Web page and app entries
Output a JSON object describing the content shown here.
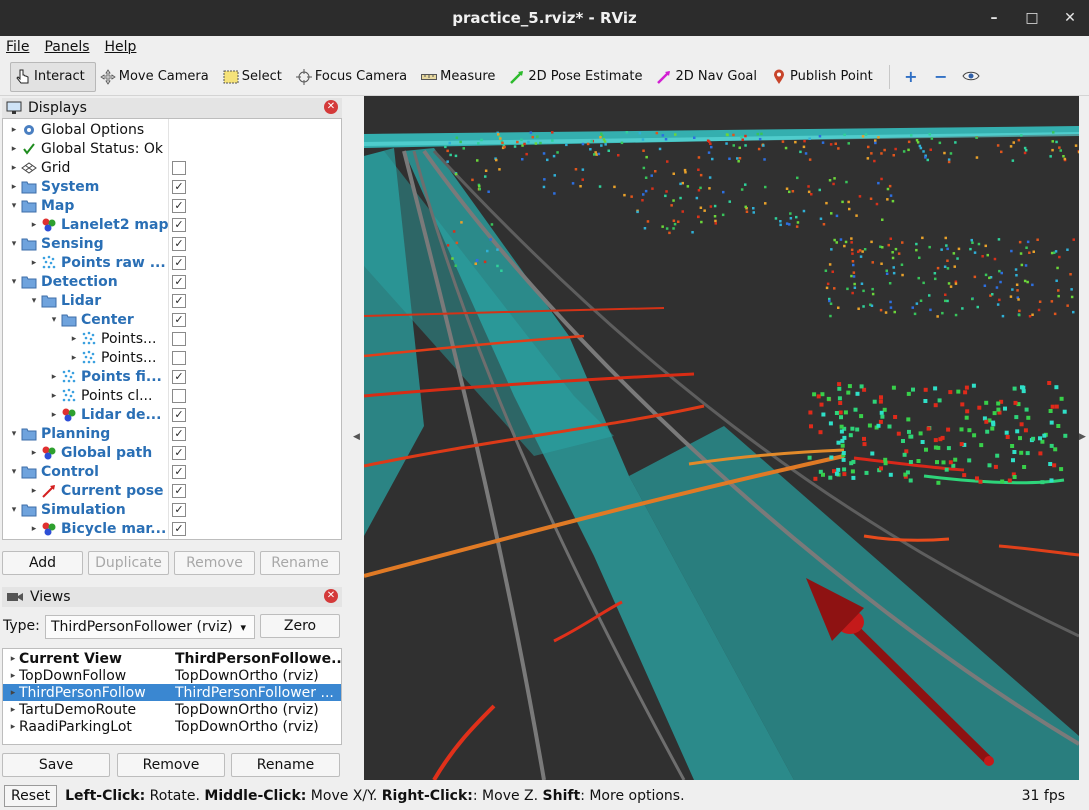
{
  "window": {
    "title": "practice_5.rviz* - RViz",
    "minimize": "–",
    "maximize": "□",
    "close": "✕"
  },
  "menu": [
    "File",
    "Panels",
    "Help"
  ],
  "toolbar": {
    "tools": [
      {
        "label": "Interact",
        "icon": "pointer-hand-icon"
      },
      {
        "label": "Move Camera",
        "icon": "move-camera-icon"
      },
      {
        "label": "Select",
        "icon": "select-rect-icon"
      },
      {
        "label": "Focus Camera",
        "icon": "focus-target-icon"
      },
      {
        "label": "Measure",
        "icon": "ruler-icon"
      },
      {
        "label": "2D Pose Estimate",
        "icon": "green-arrow-icon"
      },
      {
        "label": "2D Nav Goal",
        "icon": "magenta-arrow-icon"
      },
      {
        "label": "Publish Point",
        "icon": "map-pin-icon"
      }
    ],
    "extra": [
      "plus-icon",
      "minus-icon",
      "eye-icon"
    ]
  },
  "displays": {
    "title": "Displays",
    "rows": [
      {
        "label": "Global Options",
        "icon": "gear",
        "blue": false,
        "indent": 0,
        "check": null
      },
      {
        "label": "Global Status: Ok",
        "icon": "checkmark",
        "blue": false,
        "indent": 0,
        "check": null
      },
      {
        "label": "Grid",
        "icon": "grid",
        "blue": false,
        "indent": 0,
        "check": false
      },
      {
        "label": "System",
        "icon": "folder",
        "blue": true,
        "indent": 0,
        "check": true
      },
      {
        "label": "Map",
        "icon": "folder",
        "blue": true,
        "indent": 0,
        "check": true,
        "open": true
      },
      {
        "label": "Lanelet2 map",
        "icon": "marker",
        "blue": true,
        "indent": 1,
        "check": true
      },
      {
        "label": "Sensing",
        "icon": "folder",
        "blue": true,
        "indent": 0,
        "check": true,
        "open": true
      },
      {
        "label": "Points raw ...",
        "icon": "points",
        "blue": true,
        "indent": 1,
        "check": true
      },
      {
        "label": "Detection",
        "icon": "folder",
        "blue": true,
        "indent": 0,
        "check": true,
        "open": true
      },
      {
        "label": "Lidar",
        "icon": "folder",
        "blue": true,
        "indent": 1,
        "check": true,
        "open": true
      },
      {
        "label": "Center",
        "icon": "folder",
        "blue": true,
        "indent": 2,
        "check": true,
        "open": true
      },
      {
        "label": "Points...",
        "icon": "points",
        "blue": false,
        "indent": 3,
        "check": false
      },
      {
        "label": "Points...",
        "icon": "points",
        "blue": false,
        "indent": 3,
        "check": false
      },
      {
        "label": "Points fi...",
        "icon": "points",
        "blue": true,
        "indent": 2,
        "check": true
      },
      {
        "label": "Points cl...",
        "icon": "points",
        "blue": false,
        "indent": 2,
        "check": false
      },
      {
        "label": "Lidar de...",
        "icon": "marker",
        "blue": true,
        "indent": 2,
        "check": true
      },
      {
        "label": "Planning",
        "icon": "folder",
        "blue": true,
        "indent": 0,
        "check": true,
        "open": true
      },
      {
        "label": "Global path",
        "icon": "marker",
        "blue": true,
        "indent": 1,
        "check": true
      },
      {
        "label": "Control",
        "icon": "folder",
        "blue": true,
        "indent": 0,
        "check": true,
        "open": true
      },
      {
        "label": "Current pose",
        "icon": "pose",
        "blue": true,
        "indent": 1,
        "check": true
      },
      {
        "label": "Simulation",
        "icon": "folder",
        "blue": true,
        "indent": 0,
        "check": true,
        "open": true
      },
      {
        "label": "Bicycle mar...",
        "icon": "marker",
        "blue": true,
        "indent": 1,
        "check": true
      }
    ],
    "buttons": {
      "add": "Add",
      "duplicate": "Duplicate",
      "remove": "Remove",
      "rename": "Rename"
    }
  },
  "views": {
    "title": "Views",
    "type_label": "Type:",
    "type_value": "ThirdPersonFollower (rviz)",
    "zero": "Zero",
    "rows": [
      {
        "name": "Current View",
        "type": "ThirdPersonFollowe...",
        "bold": true
      },
      {
        "name": "TopDownFollow",
        "type": "TopDownOrtho (rviz)"
      },
      {
        "name": "ThirdPersonFollow",
        "type": "ThirdPersonFollower ...",
        "selected": true
      },
      {
        "name": "TartuDemoRoute",
        "type": "TopDownOrtho (rviz)"
      },
      {
        "name": "RaadiParkingLot",
        "type": "TopDownOrtho (rviz)"
      }
    ],
    "buttons": {
      "save": "Save",
      "remove": "Remove",
      "rename": "Rename"
    }
  },
  "status": {
    "reset": "Reset",
    "help_parts": [
      {
        "t": "Left-Click:",
        "b": true
      },
      {
        "t": " Rotate. ",
        "b": false
      },
      {
        "t": "Middle-Click:",
        "b": true
      },
      {
        "t": " Move X/Y. ",
        "b": false
      },
      {
        "t": "Right-Click:",
        "b": true
      },
      {
        "t": ": Move Z. ",
        "b": false
      },
      {
        "t": "Shift",
        "b": true
      },
      {
        "t": ": More options.",
        "b": false
      }
    ],
    "fps": "31 fps"
  },
  "colors": {
    "viewport_bg": "#303030",
    "lane": "#2aa8a8",
    "arrow": "#8e1212",
    "selection": "#3a87d1"
  }
}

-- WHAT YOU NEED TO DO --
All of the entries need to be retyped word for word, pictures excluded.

-- RESULT --
Output a JSON object describing the content shown here.
{
  "window": {
    "title": "practice_5.rviz* - RViz",
    "minimize": "–",
    "maximize": "□",
    "close": "✕"
  },
  "menu": [
    "File",
    "Panels",
    "Help"
  ],
  "toolbar": {
    "tools": [
      {
        "label": "Interact",
        "icon": "pointer-hand-icon"
      },
      {
        "label": "Move Camera",
        "icon": "move-camera-icon"
      },
      {
        "label": "Select",
        "icon": "select-rect-icon"
      },
      {
        "label": "Focus Camera",
        "icon": "focus-target-icon"
      },
      {
        "label": "Measure",
        "icon": "ruler-icon"
      },
      {
        "label": "2D Pose Estimate",
        "icon": "green-arrow-icon"
      },
      {
        "label": "2D Nav Goal",
        "icon": "magenta-arrow-icon"
      },
      {
        "label": "Publish Point",
        "icon": "map-pin-icon"
      }
    ],
    "extra": [
      "plus-icon",
      "minus-icon",
      "eye-icon"
    ]
  },
  "displays": {
    "title": "Displays",
    "rows": [
      {
        "label": "Global Options",
        "icon": "gear",
        "blue": false,
        "indent": 0,
        "check": null
      },
      {
        "label": "Global Status: Ok",
        "icon": "checkmark",
        "blue": false,
        "indent": 0,
        "check": null
      },
      {
        "label": "Grid",
        "icon": "grid",
        "blue": false,
        "indent": 0,
        "check": false
      },
      {
        "label": "System",
        "icon": "folder",
        "blue": true,
        "indent": 0,
        "check": true
      },
      {
        "label": "Map",
        "icon": "folder",
        "blue": true,
        "indent": 0,
        "check": true,
        "open": true
      },
      {
        "label": "Lanelet2 map",
        "icon": "marker",
        "blue": true,
        "indent": 1,
        "check": true
      },
      {
        "label": "Sensing",
        "icon": "folder",
        "blue": true,
        "indent": 0,
        "check": true,
        "open": true
      },
      {
        "label": "Points raw ...",
        "icon": "points",
        "blue": true,
        "indent": 1,
        "check": true
      },
      {
        "label": "Detection",
        "icon": "folder",
        "blue": true,
        "indent": 0,
        "check": true,
        "open": true
      },
      {
        "label": "Lidar",
        "icon": "folder",
        "blue": true,
        "indent": 1,
        "check": true,
        "open": true
      },
      {
        "label": "Center",
        "icon": "folder",
        "blue": true,
        "indent": 2,
        "check": true,
        "open": true
      },
      {
        "label": "Points...",
        "icon": "points",
        "blue": false,
        "indent": 3,
        "check": false
      },
      {
        "label": "Points...",
        "icon": "points",
        "blue": false,
        "indent": 3,
        "check": false
      },
      {
        "label": "Points fi...",
        "icon": "points",
        "blue": true,
        "indent": 2,
        "check": true
      },
      {
        "label": "Points cl...",
        "icon": "points",
        "blue": false,
        "indent": 2,
        "check": false
      },
      {
        "label": "Lidar de...",
        "icon": "marker",
        "blue": true,
        "indent": 2,
        "check": true
      },
      {
        "label": "Planning",
        "icon": "folder",
        "blue": true,
        "indent": 0,
        "check": true,
        "open": true
      },
      {
        "label": "Global path",
        "icon": "marker",
        "blue": true,
        "indent": 1,
        "check": true
      },
      {
        "label": "Control",
        "icon": "folder",
        "blue": true,
        "indent": 0,
        "check": true,
        "open": true
      },
      {
        "label": "Current pose",
        "icon": "pose",
        "blue": true,
        "indent": 1,
        "check": true
      },
      {
        "label": "Simulation",
        "icon": "folder",
        "blue": true,
        "indent": 0,
        "check": true,
        "open": true
      },
      {
        "label": "Bicycle mar...",
        "icon": "marker",
        "blue": true,
        "indent": 1,
        "check": true
      }
    ],
    "buttons": {
      "add": "Add",
      "duplicate": "Duplicate",
      "remove": "Remove",
      "rename": "Rename"
    }
  },
  "views": {
    "title": "Views",
    "type_label": "Type:",
    "type_value": "ThirdPersonFollower (rviz)",
    "zero": "Zero",
    "rows": [
      {
        "name": "Current View",
        "type": "ThirdPersonFollowe...",
        "bold": true
      },
      {
        "name": "TopDownFollow",
        "type": "TopDownOrtho (rviz)"
      },
      {
        "name": "ThirdPersonFollow",
        "type": "ThirdPersonFollower ...",
        "selected": true
      },
      {
        "name": "TartuDemoRoute",
        "type": "TopDownOrtho (rviz)"
      },
      {
        "name": "RaadiParkingLot",
        "type": "TopDownOrtho (rviz)"
      }
    ],
    "buttons": {
      "save": "Save",
      "remove": "Remove",
      "rename": "Rename"
    }
  },
  "status": {
    "reset": "Reset",
    "help_parts": [
      {
        "t": "Left-Click:",
        "b": true
      },
      {
        "t": " Rotate. ",
        "b": false
      },
      {
        "t": "Middle-Click:",
        "b": true
      },
      {
        "t": " Move X/Y. ",
        "b": false
      },
      {
        "t": "Right-Click:",
        "b": true
      },
      {
        "t": ": Move Z. ",
        "b": false
      },
      {
        "t": "Shift",
        "b": true
      },
      {
        "t": ": More options.",
        "b": false
      }
    ],
    "fps": "31 fps"
  },
  "colors": {
    "viewport_bg": "#303030",
    "lane": "#2aa8a8",
    "arrow": "#8e1212",
    "selection": "#3a87d1"
  }
}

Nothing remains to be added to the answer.